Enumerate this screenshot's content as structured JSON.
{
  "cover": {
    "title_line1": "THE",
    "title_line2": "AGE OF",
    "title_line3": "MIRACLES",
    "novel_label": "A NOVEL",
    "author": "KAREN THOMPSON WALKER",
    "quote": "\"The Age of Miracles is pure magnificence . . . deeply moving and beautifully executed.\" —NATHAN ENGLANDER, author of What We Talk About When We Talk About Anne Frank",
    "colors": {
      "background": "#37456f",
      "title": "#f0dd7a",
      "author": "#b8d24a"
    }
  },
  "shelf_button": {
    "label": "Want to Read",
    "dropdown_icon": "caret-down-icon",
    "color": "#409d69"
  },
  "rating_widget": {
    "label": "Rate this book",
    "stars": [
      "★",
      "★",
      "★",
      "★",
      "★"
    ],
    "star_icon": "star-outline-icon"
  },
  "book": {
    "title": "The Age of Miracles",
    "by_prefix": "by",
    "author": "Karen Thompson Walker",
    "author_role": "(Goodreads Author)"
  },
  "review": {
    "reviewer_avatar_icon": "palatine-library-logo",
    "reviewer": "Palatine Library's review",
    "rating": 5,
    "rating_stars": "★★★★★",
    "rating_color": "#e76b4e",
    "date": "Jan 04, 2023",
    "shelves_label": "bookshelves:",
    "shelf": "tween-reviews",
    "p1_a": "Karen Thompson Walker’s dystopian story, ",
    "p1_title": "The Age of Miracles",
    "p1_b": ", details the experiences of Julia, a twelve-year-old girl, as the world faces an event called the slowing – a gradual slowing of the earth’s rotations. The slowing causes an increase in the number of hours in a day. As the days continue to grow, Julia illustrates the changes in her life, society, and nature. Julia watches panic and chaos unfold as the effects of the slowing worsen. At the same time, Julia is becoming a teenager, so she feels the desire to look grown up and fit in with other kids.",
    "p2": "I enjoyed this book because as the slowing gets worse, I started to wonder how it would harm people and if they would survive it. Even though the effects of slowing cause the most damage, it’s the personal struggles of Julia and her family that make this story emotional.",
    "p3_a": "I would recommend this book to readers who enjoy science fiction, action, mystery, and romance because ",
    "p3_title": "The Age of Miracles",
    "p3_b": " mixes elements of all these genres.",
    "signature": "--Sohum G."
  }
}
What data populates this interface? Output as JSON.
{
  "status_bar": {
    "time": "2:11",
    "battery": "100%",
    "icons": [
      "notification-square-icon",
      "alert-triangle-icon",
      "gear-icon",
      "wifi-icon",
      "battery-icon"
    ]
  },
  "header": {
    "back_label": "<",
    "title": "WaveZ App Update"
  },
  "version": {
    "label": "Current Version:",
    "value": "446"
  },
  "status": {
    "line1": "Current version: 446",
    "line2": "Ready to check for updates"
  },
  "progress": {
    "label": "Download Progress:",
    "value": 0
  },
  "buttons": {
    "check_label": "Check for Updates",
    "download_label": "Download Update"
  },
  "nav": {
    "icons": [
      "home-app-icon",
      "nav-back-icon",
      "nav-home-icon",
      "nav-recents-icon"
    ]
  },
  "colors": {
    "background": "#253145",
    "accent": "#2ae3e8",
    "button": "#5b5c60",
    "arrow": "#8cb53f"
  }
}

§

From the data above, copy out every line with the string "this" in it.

Enumerate this screenshot's content as structured JSON.
    "label": "Rate this book",
    "p2": "I enjoyed this book because as the slowing gets worse, I started to wonder how it would harm people and if they would survive it. Even though the effects of slowing cause the most damage, it’s the personal struggles of Julia and her family that make this story emotional.",
    "p3_a": "I would recommend this book to readers who enjoy science fiction, action, mystery, and romance because ",
What data populates this interface? Output as JSON.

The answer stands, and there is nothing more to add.